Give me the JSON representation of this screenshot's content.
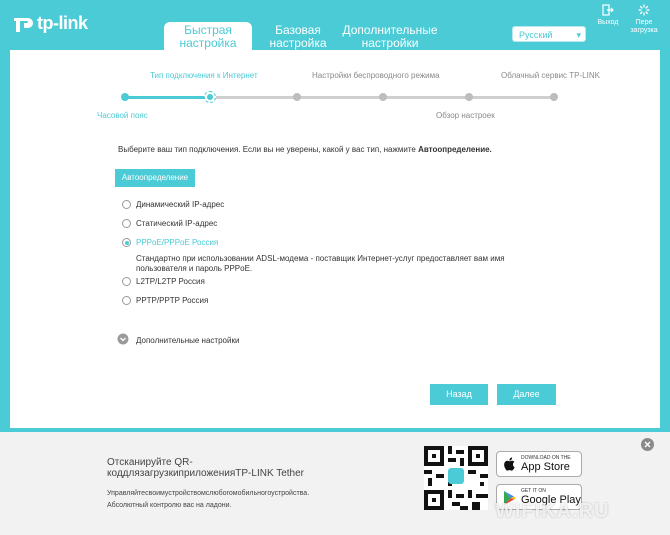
{
  "header": {
    "logo_text": "tp-link",
    "tabs": [
      {
        "label": "Быстрая\nнастройка"
      },
      {
        "label": "Базовая\nнастройка"
      },
      {
        "label": "Дополнительные\nнастройки"
      }
    ],
    "language": "Русский",
    "logout_label": "Выход",
    "reboot_label": "Пере\nзагрузка"
  },
  "wizard": {
    "steps_top": [
      "Тип подключения к Интернет",
      "Настройки беспроводного режима",
      "Облачный сервис TP-LINK"
    ],
    "steps_bottom": [
      "Часовой пояс",
      "Обзор настроек"
    ],
    "instruction": "Выберите ваш тип подключения. Если вы не уверены, какой у вас тип, нажмите ",
    "instruction_bold": "Автоопределение.",
    "autodetect_label": "Автоопределение",
    "options": [
      {
        "label": "Динамический IP-адрес",
        "selected": false
      },
      {
        "label": "Статический IP-адрес",
        "selected": false
      },
      {
        "label": "PPPoE/PPPoE Россия",
        "selected": true
      },
      {
        "label": "L2TP/L2TP Россия",
        "selected": false
      },
      {
        "label": "PPTP/PPTP Россия",
        "selected": false
      }
    ],
    "pppoe_desc_line1": "Стандартно при использовании ADSL-модема - поставщик Интернет-услуг предоставляет вам имя",
    "pppoe_desc_line2": "пользователя и пароль PPPoE.",
    "advanced_label": "Дополнительные настройки",
    "back_label": "Назад",
    "next_label": "Далее"
  },
  "footer": {
    "qr_line1": "Отсканируйте QR-",
    "qr_line2": "коддлязагрузкиприложенияTP-LINK Tether",
    "desc_line1": "Управляйтесвоимустройствомслюбогомобильногоустройства.",
    "desc_line2": "Абсолютный контролю вас на ладони.",
    "appstore_small": "DOWNLOAD ON THE",
    "appstore_big": "App Store",
    "gplay_small": "GET IT ON",
    "gplay_big": "Google Play",
    "watermark": "WIFIKA.RU"
  },
  "colors": {
    "accent": "#4acbd6",
    "progress_inactive": "#cfcfcf",
    "dot_inactive": "#bdbdbd"
  },
  "icons": [
    "logout-icon",
    "reboot-icon",
    "chevron-down-icon",
    "close-icon",
    "apple-icon",
    "google-play-icon",
    "qr-code-icon"
  ]
}
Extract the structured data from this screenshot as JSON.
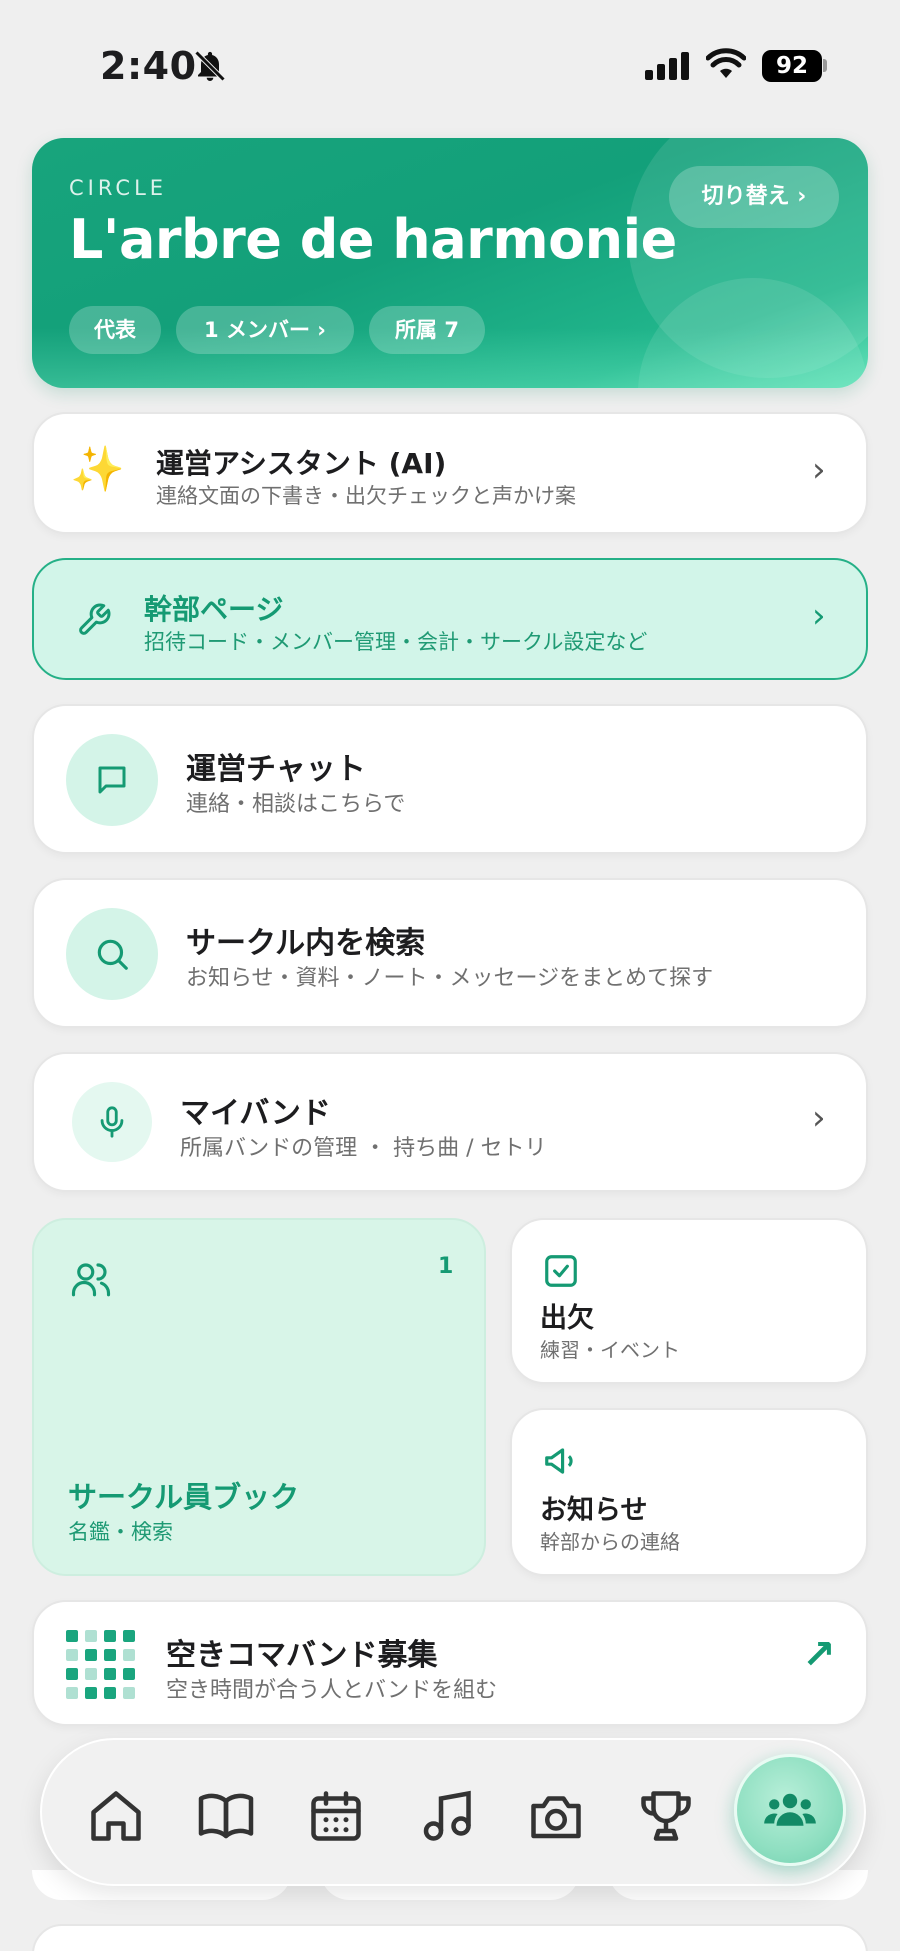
{
  "status": {
    "time": "2:40",
    "battery": "92"
  },
  "circle": {
    "eyebrow": "CIRCLE",
    "name": "L'arbre de harmonie",
    "switch_label": "切り替え ›",
    "chips": [
      "代表",
      "1 メンバー ›",
      "所属 7"
    ]
  },
  "ai": {
    "icon": "✨",
    "title": "運営アシスタント (AI)",
    "sub": "連絡文面の下書き・出欠チェックと声かけ案",
    "chevron": "›"
  },
  "admin": {
    "title": "幹部ページ",
    "sub": "招待コード・メンバー管理・会計・サークル設定など",
    "chevron": "›"
  },
  "chat": {
    "title": "運営チャット",
    "sub": "連絡・相談はこちらで"
  },
  "search": {
    "title": "サークル内を検索",
    "sub": "お知らせ・資料・ノート・メッセージをまとめて探す"
  },
  "myband": {
    "title": "マイバンド",
    "sub": "所属バンドの管理 ・ 持ち曲 / セトリ",
    "chevron": "›"
  },
  "members": {
    "count": "1",
    "title": "サークル員ブック",
    "sub": "名鑑・検索"
  },
  "attendance": {
    "title": "出欠",
    "sub": "練習・イベント"
  },
  "notice": {
    "title": "お知らせ",
    "sub": "幹部からの連絡"
  },
  "freeband": {
    "title": "空きコマバンド募集",
    "sub": "空き時間が合う人とバンドを組む",
    "arrow": "↗"
  },
  "colors": {
    "accent": "#159a73",
    "accent_light": "#d2f5e9"
  },
  "nav": [
    "home-icon",
    "book-icon",
    "calendar-icon",
    "music-icon",
    "camera-icon",
    "trophy-icon",
    "people-icon"
  ]
}
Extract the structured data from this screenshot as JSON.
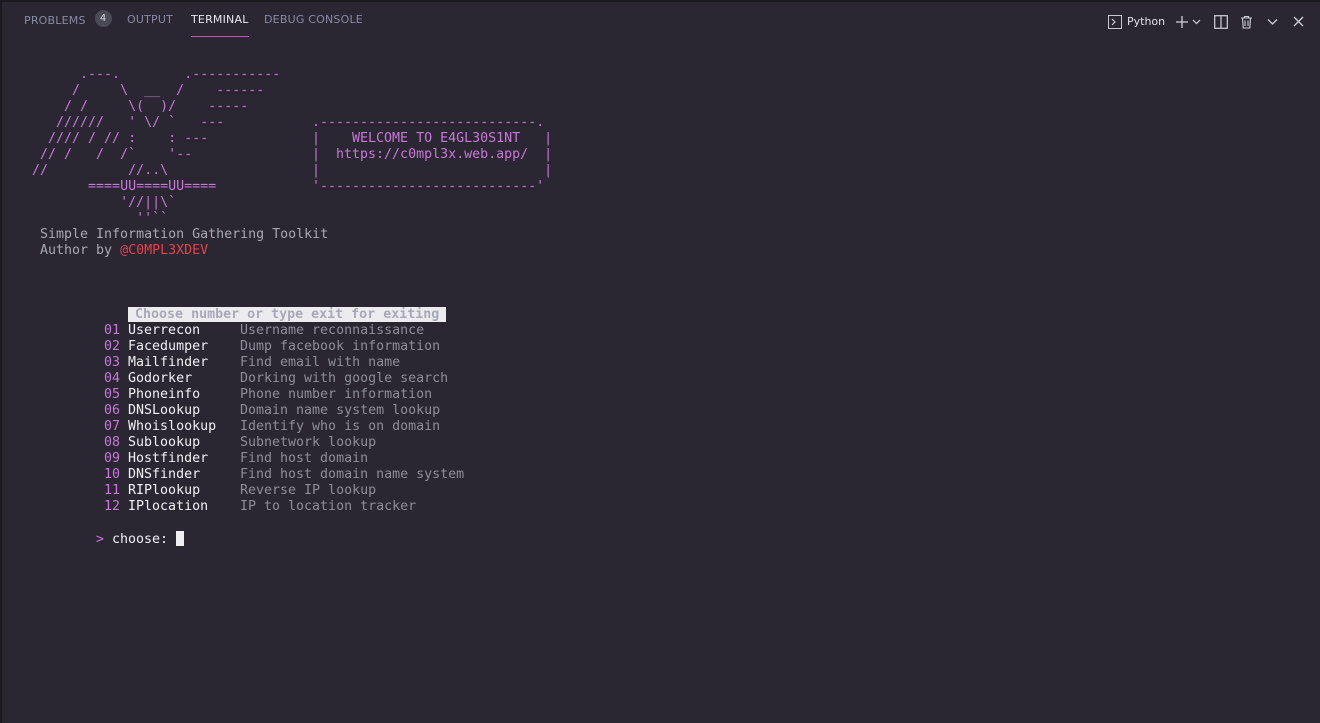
{
  "panel": {
    "tabs": [
      {
        "label": "PROBLEMS",
        "badge": "4"
      },
      {
        "label": "OUTPUT"
      },
      {
        "label": "TERMINAL",
        "active": true
      },
      {
        "label": "DEBUG CONSOLE"
      }
    ],
    "actions": {
      "shell_label": "Python",
      "shell_icon": "terminal-icon",
      "new_icon": "plus-icon",
      "dropdown_icon": "chevron-down-icon",
      "split_icon": "split-icon",
      "kill_icon": "trash-icon",
      "maximize_icon": "chevron-down-icon",
      "close_icon": "close-icon"
    },
    "accent_color": "#c84fb9"
  },
  "terminal": {
    "ascii_art": [
      "       .---.        .-----------",
      "      /     \\  __  /    ------",
      "     / /     \\(  )/    -----",
      "    //////   ' \\/ `   ---",
      "   //// / // :    : ---",
      "  // /   /  /`    '--",
      " //          //..\\",
      "        ====UU====UU====",
      "            '//||\\`",
      "              ''``"
    ],
    "welcome_box": [
      ".---------------------------.",
      "|    WELCOME TO E4GL30S1NT   |",
      "|  https://c0mpl3x.web.app/  |",
      "|                            |",
      "'---------------------------'"
    ],
    "subtitle": "Simple Information Gathering Toolkit",
    "author_prefix": "Author by ",
    "author_handle": "@C0MPL3XDEV",
    "menu_header": "Choose number or type exit for exiting",
    "menu": [
      {
        "num": "01",
        "name": "Userrecon",
        "desc": "Username reconnaissance"
      },
      {
        "num": "02",
        "name": "Facedumper",
        "desc": "Dump facebook information"
      },
      {
        "num": "03",
        "name": "Mailfinder",
        "desc": "Find email with name"
      },
      {
        "num": "04",
        "name": "Godorker",
        "desc": "Dorking with google search"
      },
      {
        "num": "05",
        "name": "Phoneinfo",
        "desc": "Phone number information"
      },
      {
        "num": "06",
        "name": "DNSLookup",
        "desc": "Domain name system lookup"
      },
      {
        "num": "07",
        "name": "Whoislookup",
        "desc": "Identify who is on domain"
      },
      {
        "num": "08",
        "name": "Sublookup",
        "desc": "Subnetwork lookup"
      },
      {
        "num": "09",
        "name": "Hostfinder",
        "desc": "Find host domain"
      },
      {
        "num": "10",
        "name": "DNSfinder",
        "desc": "Find host domain name system"
      },
      {
        "num": "11",
        "name": "RIPlookup",
        "desc": "Reverse IP lookup"
      },
      {
        "num": "12",
        "name": "IPlocation",
        "desc": "IP to location tracker"
      }
    ],
    "prompt_symbol": ">",
    "prompt_label": " choose: "
  }
}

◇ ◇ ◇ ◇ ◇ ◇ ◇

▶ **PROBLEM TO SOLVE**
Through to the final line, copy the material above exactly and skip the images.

▶ **FINISHED EXERCISE**
Give me the JSON representation of this screenshot's content.
{
  "header": {
    "logo_text": "tp-link",
    "tabs": [
      {
        "label": "Быстрая\nнастройка"
      },
      {
        "label": "Базовая\nнастройка"
      },
      {
        "label": "Дополнительные\nнастройки"
      }
    ],
    "language": "Русский",
    "logout_label": "Выход",
    "reboot_label": "Пере\nзагрузка"
  },
  "wizard": {
    "steps_top": [
      "Тип подключения к Интернет",
      "Настройки беспроводного режима",
      "Облачный сервис TP-LINK"
    ],
    "steps_bottom": [
      "Часовой пояс",
      "Обзор настроек"
    ],
    "instruction": "Выберите ваш тип подключения. Если вы не уверены, какой у вас тип, нажмите ",
    "instruction_bold": "Автоопределение.",
    "autodetect_label": "Автоопределение",
    "options": [
      {
        "label": "Динамический IP-адрес",
        "selected": false
      },
      {
        "label": "Статический IP-адрес",
        "selected": false
      },
      {
        "label": "PPPoE/PPPoE Россия",
        "selected": true
      },
      {
        "label": "L2TP/L2TP Россия",
        "selected": false
      },
      {
        "label": "PPTP/PPTP Россия",
        "selected": false
      }
    ],
    "pppoe_desc_line1": "Стандартно при использовании ADSL-модема - поставщик Интернет-услуг предоставляет вам имя",
    "pppoe_desc_line2": "пользователя и пароль PPPoE.",
    "advanced_label": "Дополнительные настройки",
    "back_label": "Назад",
    "next_label": "Далее"
  },
  "footer": {
    "qr_line1": "Отсканируйте QR-",
    "qr_line2": "коддлязагрузкиприложенияTP-LINK Tether",
    "desc_line1": "Управляйтесвоимустройствомслюбогомобильногоустройства.",
    "desc_line2": "Абсолютный контролю вас на ладони.",
    "appstore_small": "DOWNLOAD ON THE",
    "appstore_big": "App Store",
    "gplay_small": "GET IT ON",
    "gplay_big": "Google Play",
    "watermark": "WIFIKA.RU"
  },
  "colors": {
    "accent": "#4acbd6",
    "progress_inactive": "#cfcfcf",
    "dot_inactive": "#bdbdbd"
  },
  "icons": [
    "logout-icon",
    "reboot-icon",
    "chevron-down-icon",
    "close-icon",
    "apple-icon",
    "google-play-icon",
    "qr-code-icon"
  ]
}
Extract the structured data from this screenshot as JSON.
{
  "status": {
    "time": "2:40",
    "battery": "92"
  },
  "circle": {
    "eyebrow": "CIRCLE",
    "name": "L'arbre de harmonie",
    "switch_label": "切り替え ›",
    "chips": [
      "代表",
      "1 メンバー ›",
      "所属 7"
    ]
  },
  "ai": {
    "icon": "✨",
    "title": "運営アシスタント (AI)",
    "sub": "連絡文面の下書き・出欠チェックと声かけ案",
    "chevron": "›"
  },
  "admin": {
    "title": "幹部ページ",
    "sub": "招待コード・メンバー管理・会計・サークル設定など",
    "chevron": "›"
  },
  "chat": {
    "title": "運営チャット",
    "sub": "連絡・相談はこちらで"
  },
  "search": {
    "title": "サークル内を検索",
    "sub": "お知らせ・資料・ノート・メッセージをまとめて探す"
  },
  "myband": {
    "title": "マイバンド",
    "sub": "所属バンドの管理 ・ 持ち曲 / セトリ",
    "chevron": "›"
  },
  "members": {
    "count": "1",
    "title": "サークル員ブック",
    "sub": "名鑑・検索"
  },
  "attendance": {
    "title": "出欠",
    "sub": "練習・イベント"
  },
  "notice": {
    "title": "お知らせ",
    "sub": "幹部からの連絡"
  },
  "freeband": {
    "title": "空きコマバンド募集",
    "sub": "空き時間が合う人とバンドを組む",
    "arrow": "↗"
  },
  "colors": {
    "accent": "#159a73",
    "accent_light": "#d2f5e9"
  },
  "nav": [
    "home-icon",
    "book-icon",
    "calendar-icon",
    "music-icon",
    "camera-icon",
    "trophy-icon",
    "people-icon"
  ]
}
Extract the structured data from this screenshot as JSON.
{
  "panel": {
    "tabs": [
      {
        "label": "PROBLEMS",
        "badge": "4"
      },
      {
        "label": "OUTPUT"
      },
      {
        "label": "TERMINAL",
        "active": true
      },
      {
        "label": "DEBUG CONSOLE"
      }
    ],
    "actions": {
      "shell_label": "Python",
      "shell_icon": "terminal-icon",
      "new_icon": "plus-icon",
      "dropdown_icon": "chevron-down-icon",
      "split_icon": "split-icon",
      "kill_icon": "trash-icon",
      "maximize_icon": "chevron-down-icon",
      "close_icon": "close-icon"
    },
    "accent_color": "#c84fb9"
  },
  "terminal": {
    "ascii_art": [
      "       .---.        .-----------",
      "      /     \\  __  /    ------",
      "     / /     \\(  )/    -----",
      "    //////   ' \\/ `   ---",
      "   //// / // :    : ---",
      "  // /   /  /`    '--",
      " //          //..\\",
      "        ====UU====UU====",
      "            '//||\\`",
      "              ''``"
    ],
    "welcome_box": [
      ".---------------------------.",
      "|    WELCOME TO E4GL30S1NT   |",
      "|  https://c0mpl3x.web.app/  |",
      "|                            |",
      "'---------------------------'"
    ],
    "subtitle": "Simple Information Gathering Toolkit",
    "author_prefix": "Author by ",
    "author_handle": "@C0MPL3XDEV",
    "menu_header": "Choose number or type exit for exiting",
    "menu": [
      {
        "num": "01",
        "name": "Userrecon",
        "desc": "Username reconnaissance"
      },
      {
        "num": "02",
        "name": "Facedumper",
        "desc": "Dump facebook information"
      },
      {
        "num": "03",
        "name": "Mailfinder",
        "desc": "Find email with name"
      },
      {
        "num": "04",
        "name": "Godorker",
        "desc": "Dorking with google search"
      },
      {
        "num": "05",
        "name": "Phoneinfo",
        "desc": "Phone number information"
      },
      {
        "num": "06",
        "name": "DNSLookup",
        "desc": "Domain name system lookup"
      },
      {
        "num": "07",
        "name": "Whoislookup",
        "desc": "Identify who is on domain"
      },
      {
        "num": "08",
        "name": "Sublookup",
        "desc": "Subnetwork lookup"
      },
      {
        "num": "09",
        "name": "Hostfinder",
        "desc": "Find host domain"
      },
      {
        "num": "10",
        "name": "DNSfinder",
        "desc": "Find host domain name system"
      },
      {
        "num": "11",
        "name": "RIPlookup",
        "desc": "Reverse IP lookup"
      },
      {
        "num": "12",
        "name": "IPlocation",
        "desc": "IP to location tracker"
      }
    ],
    "prompt_symbol": ">",
    "prompt_label": " choose: "
  }
}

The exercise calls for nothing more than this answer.